Business gets underway with the album’s title track. A rumble is heard and then a sample of Eric Clapton’s rendition of “I Shot The Sheriff” comes in as EPMD introduce themselves as a no-nonsense duo with the talent to control the crowd, keep the suckers at bay and scoop up all the girlies in one fell swoop. The following “I’m Housin’” also sticks to the same formula of sample-heavy, uptempto and braggadocios hip-hop that could rock a party as well as in a 1988 Jeep Grand Cherokee in the gritty streets of New York. To a younger generation, the slow-rolling banger that is “Let The Funk Flow” will remind them of Nas’ 1999 single, “Nastradamus”, but it was EPMD that sampled the JB’s “(It’s Not The Express) It’s The J.B.‘s Monaurail” first and better. Add in some cuts from Beastie Boys’ “Slow & Low” for flavor and the outcome is one delicious cut with high replay value.
Hip-hop heads of a certain age will undoubtedly remember the video for the album’s biggest hit, “You Gots To Chill”, as the duo literally took turns rapping in a deep freezer with clouds of breath rolling out as the emcees rapped every syllable of their rhymes and the Zapp sample dominated the soundscape. Jay-Z fans who for some reason haven’t been introduced to EPMD will immediately recognize the “Seven Minutes of Funk” sample that Erick Sermon uses for “It’s My Thing”, over five minutes of back and forth rhyming that only further establishes the crew’s dominance over any would-be sucker emcees. “You’re a Customer” and “Get Off the Bandwagon” fall right in line with the battle rap type of flow that suits Erick and Parrish to a T. The latter of the two tracks is more direct and aggressive, with EPMD taking direct aim at style-biters and copycats.

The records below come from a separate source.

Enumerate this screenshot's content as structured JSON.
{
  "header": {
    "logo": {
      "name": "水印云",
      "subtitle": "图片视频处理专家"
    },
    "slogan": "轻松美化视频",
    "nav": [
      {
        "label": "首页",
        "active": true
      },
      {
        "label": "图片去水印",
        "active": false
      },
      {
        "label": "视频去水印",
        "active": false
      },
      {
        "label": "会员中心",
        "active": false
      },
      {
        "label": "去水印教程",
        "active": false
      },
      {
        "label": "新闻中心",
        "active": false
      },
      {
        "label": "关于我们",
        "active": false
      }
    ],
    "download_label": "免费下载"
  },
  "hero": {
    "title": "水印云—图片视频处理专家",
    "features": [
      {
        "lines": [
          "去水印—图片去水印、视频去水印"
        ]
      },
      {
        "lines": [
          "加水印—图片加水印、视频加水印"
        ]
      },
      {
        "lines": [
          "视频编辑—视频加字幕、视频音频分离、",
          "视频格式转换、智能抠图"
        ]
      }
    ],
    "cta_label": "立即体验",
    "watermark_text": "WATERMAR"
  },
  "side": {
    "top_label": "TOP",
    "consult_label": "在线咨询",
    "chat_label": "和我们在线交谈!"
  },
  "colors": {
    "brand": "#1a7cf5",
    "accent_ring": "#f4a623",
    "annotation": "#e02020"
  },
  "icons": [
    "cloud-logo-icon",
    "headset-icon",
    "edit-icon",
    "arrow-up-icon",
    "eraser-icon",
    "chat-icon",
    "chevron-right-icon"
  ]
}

In the late ‘80s and early ‘90s, there was a bit of a hip-hop dance craze — see the Humpty Dance, the Biz Markie and of course, the Pee Wee Herman. Never one to miss an opportunity, EPMD tosses their name into the hat with the Steve Martin. Based on the aforementioned actor’s character in the film, The Jerk. It’s fun and lighthearted, something a bit different that still manages to fit into the overall scheme of the album. After DJ K La Boss gets four and a half minutes to flex on the wheels of steel, the original album comes to a close with “Jane”. The Jane theme would be revisited in some form on every subsequent EPMD album. The five additional bonus tracks included on the 25th Anniversary Edition are dub versions of “You Gots To Chill”, “It’s My Thing” and “You’re a Customer” along with a UK mix of “I’m Housin’” and a percapella of “You Gots To Chill”.
The additional tracks are a nice novelty touch, but don’t add much to the overall presentation of the album. In its original form, Strictly Business is a cohesive album that accurately represents the sound of hip-hop in 1988. The beats are thumping, the rhymes are braggadocios and it all melds together so agreeably. EPMD’s place as one of the most important duos in hip-hop history is cemented, but big names like Redman, Keith Murray and Das EFX all have roots that can be traced back to Erick and Parrish. The group’s two breakups and reunions have been well publicized but at the end of the day, the music reigns supreme and nothing can take that away. A word that has adorned the cover of every EPMD album to date is “business” — from Strictly Business to We Mean Business, the duo has handled theirs and hip-hop thanks them for that.